Despite the injury, Scherzer was incredibly effective, limiting the Phillies to four hits and two walks across seven shutout innings, striking out 10 batters in the process. He might even have had some extra adrenaline going, as he averaged 96.2 MPH on his fastball, his highest average fastball velocity in a game since September 2012, per MLB.com’s Jamal Collier. The Nationals provided Scherzer with just one run of support, coming on a Brian Dozier solo home run off of Jake Arrieta in the second inning, but it was enough.

Wander Suero worked a scoreless top of the eighth with a pair of strikeouts. Victor Robles added a solo homer off of Pat Neshek in the bottom half. Closer Sean Doolittle took over in the ninth, working a 1-2-3 frame to give the Nats their 2-0 victory.

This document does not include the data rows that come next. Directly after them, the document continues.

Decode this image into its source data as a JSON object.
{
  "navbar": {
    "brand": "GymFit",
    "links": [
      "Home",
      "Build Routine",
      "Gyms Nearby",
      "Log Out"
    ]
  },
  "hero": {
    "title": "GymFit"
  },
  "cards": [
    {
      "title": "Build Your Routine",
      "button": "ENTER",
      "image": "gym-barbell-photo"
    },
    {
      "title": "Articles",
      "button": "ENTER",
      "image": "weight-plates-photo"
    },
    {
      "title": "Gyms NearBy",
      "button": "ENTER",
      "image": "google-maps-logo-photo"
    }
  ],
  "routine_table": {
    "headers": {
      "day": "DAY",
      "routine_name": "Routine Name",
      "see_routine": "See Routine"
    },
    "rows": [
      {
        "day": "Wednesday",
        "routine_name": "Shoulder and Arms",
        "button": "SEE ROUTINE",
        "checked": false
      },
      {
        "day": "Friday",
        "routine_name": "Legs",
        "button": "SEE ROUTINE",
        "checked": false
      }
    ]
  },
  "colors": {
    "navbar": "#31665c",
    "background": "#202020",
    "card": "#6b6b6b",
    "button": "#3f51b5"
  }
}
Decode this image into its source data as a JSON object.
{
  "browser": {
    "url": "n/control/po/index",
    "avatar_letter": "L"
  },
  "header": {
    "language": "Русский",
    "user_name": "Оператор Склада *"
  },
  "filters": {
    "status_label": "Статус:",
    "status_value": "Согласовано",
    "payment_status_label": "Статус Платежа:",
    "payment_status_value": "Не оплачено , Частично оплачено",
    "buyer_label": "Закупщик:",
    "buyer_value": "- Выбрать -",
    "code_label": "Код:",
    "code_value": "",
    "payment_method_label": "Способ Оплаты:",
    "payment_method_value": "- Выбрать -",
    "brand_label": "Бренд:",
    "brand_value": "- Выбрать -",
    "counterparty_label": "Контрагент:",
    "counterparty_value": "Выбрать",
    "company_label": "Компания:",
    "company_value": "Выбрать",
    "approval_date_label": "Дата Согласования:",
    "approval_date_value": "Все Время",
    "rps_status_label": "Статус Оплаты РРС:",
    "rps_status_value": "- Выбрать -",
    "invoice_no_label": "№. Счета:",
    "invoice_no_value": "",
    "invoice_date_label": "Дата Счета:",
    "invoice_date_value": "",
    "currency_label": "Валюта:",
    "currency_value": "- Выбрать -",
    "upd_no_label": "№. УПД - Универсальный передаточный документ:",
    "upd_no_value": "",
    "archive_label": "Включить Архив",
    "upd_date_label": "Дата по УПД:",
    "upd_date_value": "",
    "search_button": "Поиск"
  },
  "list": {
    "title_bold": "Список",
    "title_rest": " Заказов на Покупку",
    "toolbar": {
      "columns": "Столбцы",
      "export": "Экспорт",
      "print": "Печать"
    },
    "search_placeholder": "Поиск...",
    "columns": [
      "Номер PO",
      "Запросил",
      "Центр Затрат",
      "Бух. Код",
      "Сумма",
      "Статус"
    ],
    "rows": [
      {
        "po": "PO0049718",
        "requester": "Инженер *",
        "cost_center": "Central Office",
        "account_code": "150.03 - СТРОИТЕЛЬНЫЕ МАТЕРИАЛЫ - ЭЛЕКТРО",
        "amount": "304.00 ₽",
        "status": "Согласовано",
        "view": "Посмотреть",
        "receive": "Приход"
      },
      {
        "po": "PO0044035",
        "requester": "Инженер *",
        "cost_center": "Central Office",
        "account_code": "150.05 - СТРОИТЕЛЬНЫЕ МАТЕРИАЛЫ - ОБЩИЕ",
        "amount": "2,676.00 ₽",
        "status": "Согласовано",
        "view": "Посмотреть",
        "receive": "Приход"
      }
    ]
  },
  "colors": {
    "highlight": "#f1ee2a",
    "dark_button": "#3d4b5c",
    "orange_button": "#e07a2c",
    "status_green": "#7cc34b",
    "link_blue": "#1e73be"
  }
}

Over his last six starts, Scherzer now has a 0.88 ERA with a 59/8 K/BB ratio across 41 innings. He has gone six innings, struck out at least nine batters, and held the opposition to two or fewer runs in each of those six starts.